Your objective -
Look through the listing below and say how many lines contain the word "fraction". Nothing else belongs in the reply.

Data for processing -
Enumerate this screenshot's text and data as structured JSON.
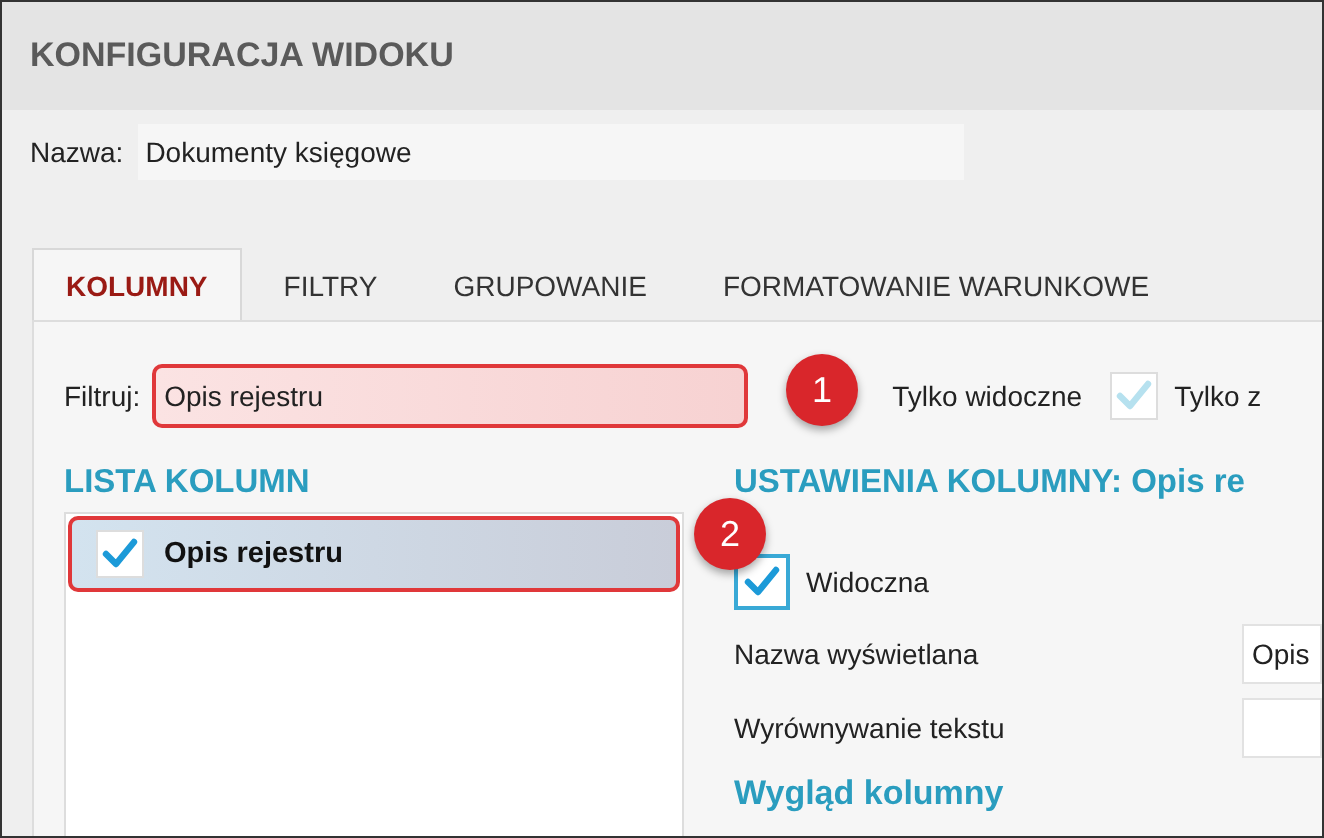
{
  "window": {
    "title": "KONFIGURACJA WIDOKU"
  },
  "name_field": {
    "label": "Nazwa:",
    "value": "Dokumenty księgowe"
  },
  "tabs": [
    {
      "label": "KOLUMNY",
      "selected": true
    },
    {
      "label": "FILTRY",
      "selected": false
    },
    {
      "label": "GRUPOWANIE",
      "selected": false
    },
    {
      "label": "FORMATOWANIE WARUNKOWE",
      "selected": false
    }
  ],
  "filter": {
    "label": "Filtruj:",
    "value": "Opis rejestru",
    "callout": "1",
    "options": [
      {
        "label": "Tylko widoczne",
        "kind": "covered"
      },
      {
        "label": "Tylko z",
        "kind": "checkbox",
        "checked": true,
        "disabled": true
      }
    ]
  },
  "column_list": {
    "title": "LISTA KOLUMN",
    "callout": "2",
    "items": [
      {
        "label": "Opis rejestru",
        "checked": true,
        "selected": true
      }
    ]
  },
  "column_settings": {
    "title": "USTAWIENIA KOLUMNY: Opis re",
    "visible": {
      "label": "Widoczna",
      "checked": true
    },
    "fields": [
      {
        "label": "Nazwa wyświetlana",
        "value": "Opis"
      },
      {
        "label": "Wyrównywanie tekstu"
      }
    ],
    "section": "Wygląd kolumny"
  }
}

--

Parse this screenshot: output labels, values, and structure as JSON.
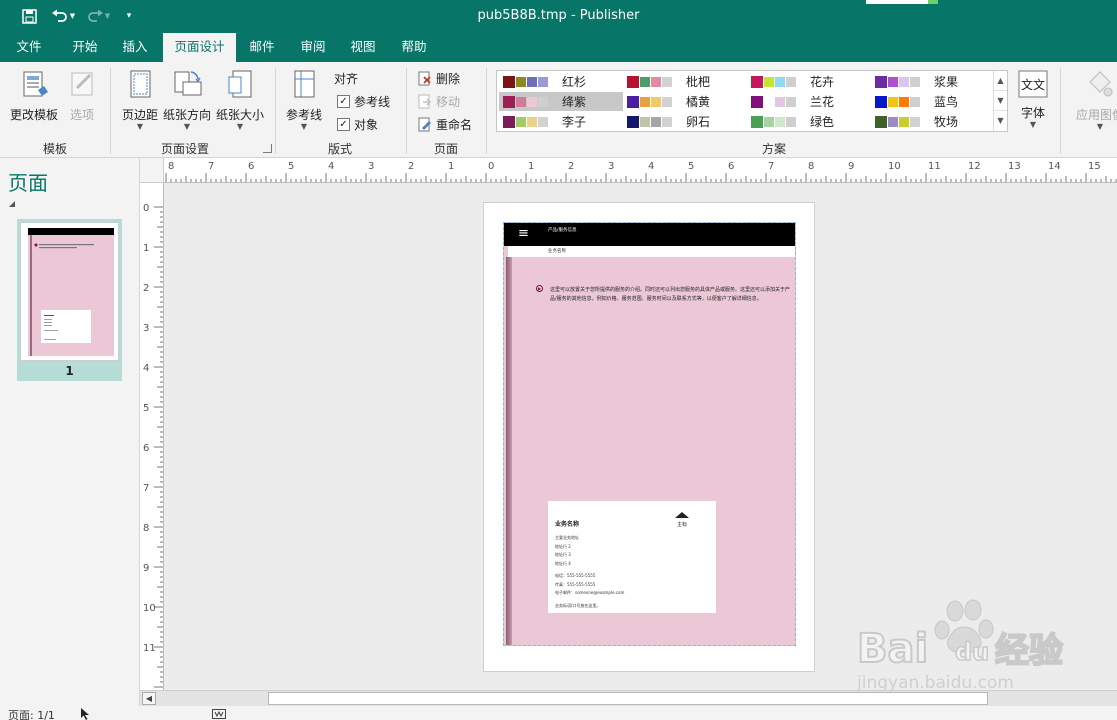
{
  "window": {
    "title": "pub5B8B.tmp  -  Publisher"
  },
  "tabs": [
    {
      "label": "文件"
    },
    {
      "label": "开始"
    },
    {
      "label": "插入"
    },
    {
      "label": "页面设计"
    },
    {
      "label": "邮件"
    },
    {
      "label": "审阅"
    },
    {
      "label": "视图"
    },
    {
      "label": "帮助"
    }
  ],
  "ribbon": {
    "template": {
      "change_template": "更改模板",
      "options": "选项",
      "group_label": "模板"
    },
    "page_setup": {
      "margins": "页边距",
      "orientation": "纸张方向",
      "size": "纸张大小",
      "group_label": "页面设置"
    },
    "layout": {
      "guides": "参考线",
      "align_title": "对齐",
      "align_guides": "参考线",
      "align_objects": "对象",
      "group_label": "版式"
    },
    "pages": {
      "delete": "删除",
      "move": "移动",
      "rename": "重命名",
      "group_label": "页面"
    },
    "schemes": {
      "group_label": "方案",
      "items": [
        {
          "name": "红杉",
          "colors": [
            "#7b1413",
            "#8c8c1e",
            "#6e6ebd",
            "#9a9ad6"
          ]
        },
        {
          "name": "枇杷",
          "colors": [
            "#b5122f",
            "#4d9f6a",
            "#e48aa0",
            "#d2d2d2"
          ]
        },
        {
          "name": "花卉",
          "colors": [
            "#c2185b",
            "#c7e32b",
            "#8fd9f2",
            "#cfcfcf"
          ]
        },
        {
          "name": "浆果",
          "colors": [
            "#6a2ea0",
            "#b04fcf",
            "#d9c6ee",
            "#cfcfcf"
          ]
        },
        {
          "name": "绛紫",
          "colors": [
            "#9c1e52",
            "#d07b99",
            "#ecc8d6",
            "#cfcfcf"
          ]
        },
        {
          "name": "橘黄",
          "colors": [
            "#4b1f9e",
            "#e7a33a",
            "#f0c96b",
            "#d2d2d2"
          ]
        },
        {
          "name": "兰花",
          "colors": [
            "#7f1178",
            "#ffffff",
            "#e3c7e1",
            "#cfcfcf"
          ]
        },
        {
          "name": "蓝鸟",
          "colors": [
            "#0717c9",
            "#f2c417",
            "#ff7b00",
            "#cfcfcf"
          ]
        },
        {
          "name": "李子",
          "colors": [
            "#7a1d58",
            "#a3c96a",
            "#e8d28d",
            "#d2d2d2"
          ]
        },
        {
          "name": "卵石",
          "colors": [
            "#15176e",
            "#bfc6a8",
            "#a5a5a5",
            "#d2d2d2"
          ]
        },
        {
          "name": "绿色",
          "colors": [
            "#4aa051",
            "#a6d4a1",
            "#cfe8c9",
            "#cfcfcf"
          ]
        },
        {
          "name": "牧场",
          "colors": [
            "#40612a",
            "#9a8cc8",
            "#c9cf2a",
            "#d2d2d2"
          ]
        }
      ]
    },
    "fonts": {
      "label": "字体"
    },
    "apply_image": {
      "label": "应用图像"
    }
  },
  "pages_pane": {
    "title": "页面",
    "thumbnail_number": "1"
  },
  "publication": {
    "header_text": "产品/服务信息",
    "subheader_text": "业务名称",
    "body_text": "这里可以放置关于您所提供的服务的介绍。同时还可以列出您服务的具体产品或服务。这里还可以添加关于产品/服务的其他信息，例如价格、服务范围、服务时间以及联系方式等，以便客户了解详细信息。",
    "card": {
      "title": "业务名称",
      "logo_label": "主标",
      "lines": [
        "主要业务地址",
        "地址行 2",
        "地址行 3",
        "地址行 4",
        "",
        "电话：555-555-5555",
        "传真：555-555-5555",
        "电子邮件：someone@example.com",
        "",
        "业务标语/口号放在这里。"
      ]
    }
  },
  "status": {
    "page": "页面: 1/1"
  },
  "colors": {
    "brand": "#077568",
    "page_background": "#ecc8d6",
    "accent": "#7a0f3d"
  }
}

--

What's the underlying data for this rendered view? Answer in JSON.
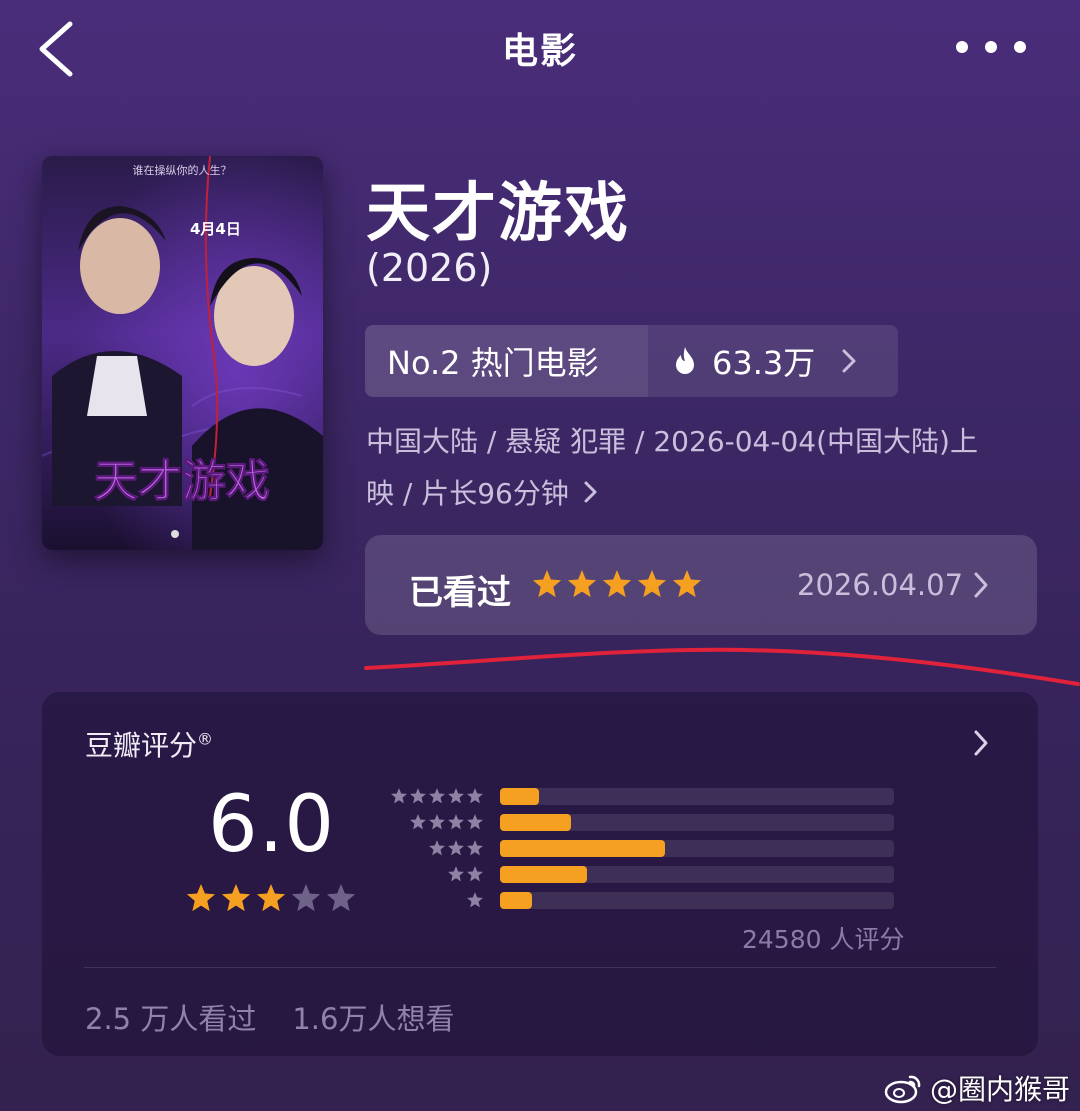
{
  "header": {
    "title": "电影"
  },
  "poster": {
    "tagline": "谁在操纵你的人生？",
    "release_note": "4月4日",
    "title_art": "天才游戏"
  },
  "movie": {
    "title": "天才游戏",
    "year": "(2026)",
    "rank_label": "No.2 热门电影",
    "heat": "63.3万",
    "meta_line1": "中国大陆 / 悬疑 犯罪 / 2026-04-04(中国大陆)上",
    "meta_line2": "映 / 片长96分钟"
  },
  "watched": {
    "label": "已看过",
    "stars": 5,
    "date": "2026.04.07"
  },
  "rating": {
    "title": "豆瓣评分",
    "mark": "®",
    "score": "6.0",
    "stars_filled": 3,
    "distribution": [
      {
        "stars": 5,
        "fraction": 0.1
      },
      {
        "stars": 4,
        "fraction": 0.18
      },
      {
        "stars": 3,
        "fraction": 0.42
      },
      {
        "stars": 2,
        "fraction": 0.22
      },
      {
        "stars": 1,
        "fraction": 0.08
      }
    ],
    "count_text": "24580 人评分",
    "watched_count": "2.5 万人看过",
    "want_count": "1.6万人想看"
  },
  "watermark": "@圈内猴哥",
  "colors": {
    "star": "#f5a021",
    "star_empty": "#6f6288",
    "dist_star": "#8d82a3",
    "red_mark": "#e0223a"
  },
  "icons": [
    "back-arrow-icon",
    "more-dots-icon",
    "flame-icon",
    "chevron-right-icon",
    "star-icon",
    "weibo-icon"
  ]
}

Output of the task -
5